In each instance, other members of the county legislative delegation – Dels. Patrick Hope (D-47th), Rip Sullivan (D-48th) and Mark Levine (D-45th) – supported the measures, which have the backing of the Northam administration and Arlington’s three state senators.
On the broader issue of housing affordability, if not on the specifics of his Amazon vote, Lopez could find some solace in the words of state Sen. Adam Ebbin (D-30th), whose district overlaps in parts with the 49th House District.
“We must refocus our efforts on vulnerable populations and enable them to stay in the communities they have developed and in the homes that they have created,” Ebbin said in a recent newsletter to constituents. Ebbin made the pitch that legislation to support affordable-housing initiatives promoted by Democrats in Richmond was a positive development.
As to the Amazon vote itself, Hope suggested that Lopez was failing to see the forest for the trees.
“Opposing Amazon because of affordable housing fails to acknowledge the simple fact we had an affordable-housing crisis long before Amazon ever set its sights on Arlington,” he said. “The very best thing we can do to solve our affordable-housing crisis is to embrace Amazon and its 25,000 jobs coming to Arlington, and use the local and regional revenue generated from this once-in-a-lifetime investment to plow back into solving our affordable-housing crisis.”
Most of the delegates who voted against the Amazon measures came from their parties’ left and right flanks, strange political bedfellows but sharing philosophical objections to government funds being spent on what critics deride as corporate welfare.
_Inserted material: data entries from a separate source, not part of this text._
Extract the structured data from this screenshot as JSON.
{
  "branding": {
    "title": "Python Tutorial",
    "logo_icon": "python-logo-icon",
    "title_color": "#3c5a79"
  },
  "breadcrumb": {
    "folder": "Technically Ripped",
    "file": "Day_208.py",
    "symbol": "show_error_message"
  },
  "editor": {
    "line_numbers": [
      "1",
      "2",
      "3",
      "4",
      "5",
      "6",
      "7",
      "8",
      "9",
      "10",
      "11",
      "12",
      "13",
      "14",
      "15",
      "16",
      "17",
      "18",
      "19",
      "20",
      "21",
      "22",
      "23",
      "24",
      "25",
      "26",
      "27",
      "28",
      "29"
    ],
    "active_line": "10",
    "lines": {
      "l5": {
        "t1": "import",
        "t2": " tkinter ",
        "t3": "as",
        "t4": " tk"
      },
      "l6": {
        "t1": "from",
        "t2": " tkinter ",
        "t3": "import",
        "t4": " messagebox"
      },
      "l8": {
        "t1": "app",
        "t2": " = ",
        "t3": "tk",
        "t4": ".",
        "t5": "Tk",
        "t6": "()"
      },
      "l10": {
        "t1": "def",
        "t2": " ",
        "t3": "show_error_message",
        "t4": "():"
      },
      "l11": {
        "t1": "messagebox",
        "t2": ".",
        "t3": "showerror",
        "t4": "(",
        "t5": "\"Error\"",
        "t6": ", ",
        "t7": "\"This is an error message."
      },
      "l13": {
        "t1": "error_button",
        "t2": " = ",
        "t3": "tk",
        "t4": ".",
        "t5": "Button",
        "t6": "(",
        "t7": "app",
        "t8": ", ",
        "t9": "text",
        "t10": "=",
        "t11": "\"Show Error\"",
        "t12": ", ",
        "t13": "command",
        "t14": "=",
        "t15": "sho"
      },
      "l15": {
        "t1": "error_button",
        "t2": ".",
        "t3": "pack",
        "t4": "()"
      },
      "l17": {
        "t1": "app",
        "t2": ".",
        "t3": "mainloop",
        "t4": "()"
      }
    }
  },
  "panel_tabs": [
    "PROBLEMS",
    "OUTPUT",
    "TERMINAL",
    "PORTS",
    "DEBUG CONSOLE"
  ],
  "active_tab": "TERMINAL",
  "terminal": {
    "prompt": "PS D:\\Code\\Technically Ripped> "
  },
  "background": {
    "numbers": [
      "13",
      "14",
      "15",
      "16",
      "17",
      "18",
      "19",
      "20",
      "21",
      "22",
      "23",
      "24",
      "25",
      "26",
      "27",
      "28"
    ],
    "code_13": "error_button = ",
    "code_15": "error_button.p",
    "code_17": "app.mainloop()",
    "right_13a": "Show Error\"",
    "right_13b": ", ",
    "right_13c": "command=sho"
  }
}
Lopez, however, positions himself as an insider, and has worked hard to be seen as pro-business.
But 2019 is shaping up to be an interesting year on the Democratic side, with a number of Arlington elected officials (including Commonwealth’s Attorney Theo Stamos and state Sen. Barbara Favola) finding themselves facing challenges coming from their left. Lopez, too, appears marked for competition in the June 11 primary, although the prospective challenger has not formally kicked off his campaign.
Even at the local level, Arlington elected officials appear to be treading lightly on Amazon – an issue that, just months ago, they were positively giddy to be associated with.
County Board Chairman Christian Dorsey said approval of the state’s economic-incentive package was a “welcome” development. But the County Board has been on the receiving end of some grief from left-leaning activists for its own, much smaller, incentive package that was announced when Amazon last November picked the Crystal City area to share with New York City in the spoils of its “HQ2” decision.
In what appeared to be words that were chosen with care, Dorsey said that the economic-incentive package between the local government and Amazon currently on the table is the product of the county manager, not the County Board, and is not fixed in stone.
The County Board “continues its conversation with our community – that package will come before the board for its consideration in the coming months,” said Dorsey, whose seat, along with that of colleague Katie Cristol, will be on the ballot in November.